Korean Title: 기생충 (Gisaengchung) | Director: Bong Joon-ho | Starring: Song Kang-ho, Lee Sun-kyun, Cho Yeo-jeong, Choi Woo-shik, Park So-dam | Genre: Thriller, Black Comedy
To no cinephile’s surprise, Parasite tops our list of 2019’s best Korean films. A rare gem that manages to achieve the holy trinity of box office, awards, and critical success, Parasite might be the most internationally renowned Korean movie thus far. Beyond US$120 million in theatrical takings, Parasite won the Palme d’Or at 2019’s Cannes Film Festival, and has Oscars nominations for Best Director, Screenplay, and International Feature.
What makes Parasite so great? Well, it achieves another rare holy trinity: it’s entertaining, artistic, and socially relevant. Parasite director Bong Joon-ho imbued the film with a rollicking story about a poor family who scams their way into becoming the household staff of a rich family.
While this premise sounds simple, it has superb execution. Parasite blends meme-able dark humor, memorable acting, and even catchy jingles with top-notch cinematography and intricate set design. The film taps perfectly into South Korean anxieties around income inequality, and makes them globally relatable.
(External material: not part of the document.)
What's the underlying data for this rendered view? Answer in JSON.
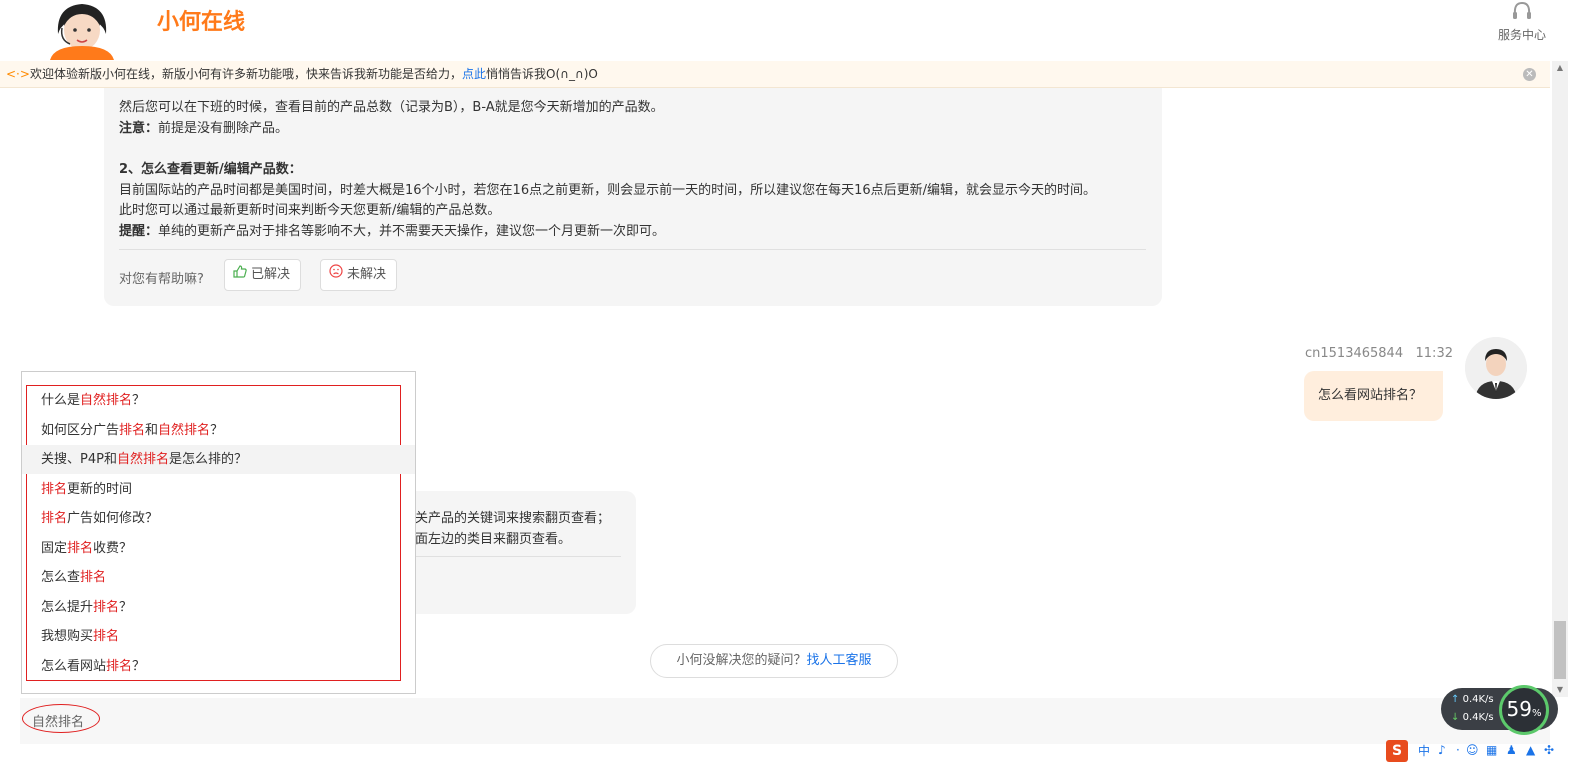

It’s rare you have people from West Virginia to Saudi Arabia united in praise about a Korean movie. Yet, Parasite has made that happen.